■ WHAT YOU NEED TO DO:
Every entry needs to be duplicated exactly.

■ AVAILABLE RECORDS:
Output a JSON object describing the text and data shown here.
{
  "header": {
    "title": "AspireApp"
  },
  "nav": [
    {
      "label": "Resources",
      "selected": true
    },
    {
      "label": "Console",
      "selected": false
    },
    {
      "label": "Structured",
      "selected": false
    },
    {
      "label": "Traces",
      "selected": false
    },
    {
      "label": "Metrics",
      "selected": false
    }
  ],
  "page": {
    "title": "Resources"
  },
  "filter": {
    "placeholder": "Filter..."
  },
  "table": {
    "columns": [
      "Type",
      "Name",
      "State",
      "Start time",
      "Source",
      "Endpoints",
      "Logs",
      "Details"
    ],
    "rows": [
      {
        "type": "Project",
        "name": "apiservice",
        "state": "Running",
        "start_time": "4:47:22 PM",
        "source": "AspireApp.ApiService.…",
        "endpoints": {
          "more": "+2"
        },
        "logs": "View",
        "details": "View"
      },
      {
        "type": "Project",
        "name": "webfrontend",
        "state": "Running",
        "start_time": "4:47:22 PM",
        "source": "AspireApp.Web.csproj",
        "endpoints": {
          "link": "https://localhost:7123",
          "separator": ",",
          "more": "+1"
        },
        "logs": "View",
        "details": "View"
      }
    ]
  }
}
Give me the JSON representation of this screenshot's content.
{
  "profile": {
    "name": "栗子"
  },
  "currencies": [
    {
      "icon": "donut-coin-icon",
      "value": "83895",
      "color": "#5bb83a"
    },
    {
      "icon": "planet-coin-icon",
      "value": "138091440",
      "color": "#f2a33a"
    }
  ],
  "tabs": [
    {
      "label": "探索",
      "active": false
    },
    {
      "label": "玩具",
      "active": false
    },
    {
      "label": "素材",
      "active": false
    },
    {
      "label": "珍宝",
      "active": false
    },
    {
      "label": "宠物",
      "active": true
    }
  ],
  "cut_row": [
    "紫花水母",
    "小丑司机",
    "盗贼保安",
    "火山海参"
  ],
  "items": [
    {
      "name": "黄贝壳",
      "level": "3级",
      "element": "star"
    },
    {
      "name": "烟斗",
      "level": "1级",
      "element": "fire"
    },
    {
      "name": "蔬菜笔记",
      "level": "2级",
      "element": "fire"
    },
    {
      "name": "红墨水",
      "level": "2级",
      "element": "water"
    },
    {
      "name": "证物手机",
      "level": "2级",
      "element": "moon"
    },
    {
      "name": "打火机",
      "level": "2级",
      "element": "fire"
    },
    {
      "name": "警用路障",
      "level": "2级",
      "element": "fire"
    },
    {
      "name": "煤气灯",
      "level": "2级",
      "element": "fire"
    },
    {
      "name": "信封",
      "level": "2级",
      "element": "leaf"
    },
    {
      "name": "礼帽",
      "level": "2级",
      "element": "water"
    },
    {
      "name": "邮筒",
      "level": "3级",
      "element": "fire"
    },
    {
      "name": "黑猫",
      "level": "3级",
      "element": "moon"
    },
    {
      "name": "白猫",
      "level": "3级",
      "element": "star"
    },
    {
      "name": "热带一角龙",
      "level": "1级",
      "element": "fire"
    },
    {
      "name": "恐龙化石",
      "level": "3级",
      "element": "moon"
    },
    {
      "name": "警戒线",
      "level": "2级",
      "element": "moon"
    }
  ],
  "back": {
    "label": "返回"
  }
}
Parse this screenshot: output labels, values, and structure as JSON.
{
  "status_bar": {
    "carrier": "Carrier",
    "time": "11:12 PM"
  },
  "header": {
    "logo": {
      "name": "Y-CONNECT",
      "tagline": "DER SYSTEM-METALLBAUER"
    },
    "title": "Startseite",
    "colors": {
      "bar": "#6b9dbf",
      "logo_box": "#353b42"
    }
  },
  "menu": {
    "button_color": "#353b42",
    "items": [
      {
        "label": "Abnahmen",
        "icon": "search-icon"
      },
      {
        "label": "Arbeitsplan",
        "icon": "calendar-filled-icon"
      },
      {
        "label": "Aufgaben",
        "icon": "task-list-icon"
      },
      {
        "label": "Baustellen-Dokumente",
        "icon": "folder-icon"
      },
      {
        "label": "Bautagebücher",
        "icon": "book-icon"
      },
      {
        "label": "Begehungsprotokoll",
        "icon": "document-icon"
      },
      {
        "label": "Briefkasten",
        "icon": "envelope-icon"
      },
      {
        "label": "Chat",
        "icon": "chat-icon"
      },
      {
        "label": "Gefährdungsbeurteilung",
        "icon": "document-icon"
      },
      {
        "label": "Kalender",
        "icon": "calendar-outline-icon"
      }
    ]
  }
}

■ WRITTEN RESPONSE:
Output a JSON object describing the text and data shown here.
{
  "header": {
    "title": "AspireApp"
  },
  "nav": [
    {
      "label": "Resources",
      "selected": true
    },
    {
      "label": "Console",
      "selected": false
    },
    {
      "label": "Structured",
      "selected": false
    },
    {
      "label": "Traces",
      "selected": false
    },
    {
      "label": "Metrics",
      "selected": false
    }
  ],
  "page": {
    "title": "Resources"
  },
  "filter": {
    "placeholder": "Filter..."
  },
  "table": {
    "columns": [
      "Type",
      "Name",
      "State",
      "Start time",
      "Source",
      "Endpoints",
      "Logs",
      "Details"
    ],
    "rows": [
      {
        "type": "Project",
        "name": "apiservice",
        "state": "Running",
        "start_time": "4:47:22 PM",
        "source": "AspireApp.ApiService.…",
        "endpoints": {
          "more": "+2"
        },
        "logs": "View",
        "details": "View"
      },
      {
        "type": "Project",
        "name": "webfrontend",
        "state": "Running",
        "start_time": "4:47:22 PM",
        "source": "AspireApp.Web.csproj",
        "endpoints": {
          "link": "https://localhost:7123",
          "separator": ",",
          "more": "+1"
        },
        "logs": "View",
        "details": "View"
      }
    ]
  }
}
Give me the JSON representation of this screenshot's content.
{
  "profile": {
    "name": "栗子"
  },
  "currencies": [
    {
      "icon": "donut-coin-icon",
      "value": "83895",
      "color": "#5bb83a"
    },
    {
      "icon": "planet-coin-icon",
      "value": "138091440",
      "color": "#f2a33a"
    }
  ],
  "tabs": [
    {
      "label": "探索",
      "active": false
    },
    {
      "label": "玩具",
      "active": false
    },
    {
      "label": "素材",
      "active": false
    },
    {
      "label": "珍宝",
      "active": false
    },
    {
      "label": "宠物",
      "active": true
    }
  ],
  "cut_row": [
    "紫花水母",
    "小丑司机",
    "盗贼保安",
    "火山海参"
  ],
  "items": [
    {
      "name": "黄贝壳",
      "level": "3级",
      "element": "star"
    },
    {
      "name": "烟斗",
      "level": "1级",
      "element": "fire"
    },
    {
      "name": "蔬菜笔记",
      "level": "2级",
      "element": "fire"
    },
    {
      "name": "红墨水",
      "level": "2级",
      "element": "water"
    },
    {
      "name": "证物手机",
      "level": "2级",
      "element": "moon"
    },
    {
      "name": "打火机",
      "level": "2级",
      "element": "fire"
    },
    {
      "name": "警用路障",
      "level": "2级",
      "element": "fire"
    },
    {
      "name": "煤气灯",
      "level": "2级",
      "element": "fire"
    },
    {
      "name": "信封",
      "level": "2级",
      "element": "leaf"
    },
    {
      "name": "礼帽",
      "level": "2级",
      "element": "water"
    },
    {
      "name": "邮筒",
      "level": "3级",
      "element": "fire"
    },
    {
      "name": "黑猫",
      "level": "3级",
      "element": "moon"
    },
    {
      "name": "白猫",
      "level": "3级",
      "element": "star"
    },
    {
      "name": "热带一角龙",
      "level": "1级",
      "element": "fire"
    },
    {
      "name": "恐龙化石",
      "level": "3级",
      "element": "moon"
    },
    {
      "name": "警戒线",
      "level": "2级",
      "element": "moon"
    }
  ],
  "back": {
    "label": "返回"
  }
}
Parse this screenshot: output labels, values, and structure as JSON.
{
  "status_bar": {
    "carrier": "Carrier",
    "time": "11:12 PM"
  },
  "header": {
    "logo": {
      "name": "Y-CONNECT",
      "tagline": "DER SYSTEM-METALLBAUER"
    },
    "title": "Startseite",
    "colors": {
      "bar": "#6b9dbf",
      "logo_box": "#353b42"
    }
  },
  "menu": {
    "button_color": "#353b42",
    "items": [
      {
        "label": "Abnahmen",
        "icon": "search-icon"
      },
      {
        "label": "Arbeitsplan",
        "icon": "calendar-filled-icon"
      },
      {
        "label": "Aufgaben",
        "icon": "task-list-icon"
      },
      {
        "label": "Baustellen-Dokumente",
        "icon": "folder-icon"
      },
      {
        "label": "Bautagebücher",
        "icon": "book-icon"
      },
      {
        "label": "Begehungsprotokoll",
        "icon": "document-icon"
      },
      {
        "label": "Briefkasten",
        "icon": "envelope-icon"
      },
      {
        "label": "Chat",
        "icon": "chat-icon"
      },
      {
        "label": "Gefährdungsbeurteilung",
        "icon": "document-icon"
      },
      {
        "label": "Kalender",
        "icon": "calendar-outline-icon"
      }
    ]
  }
}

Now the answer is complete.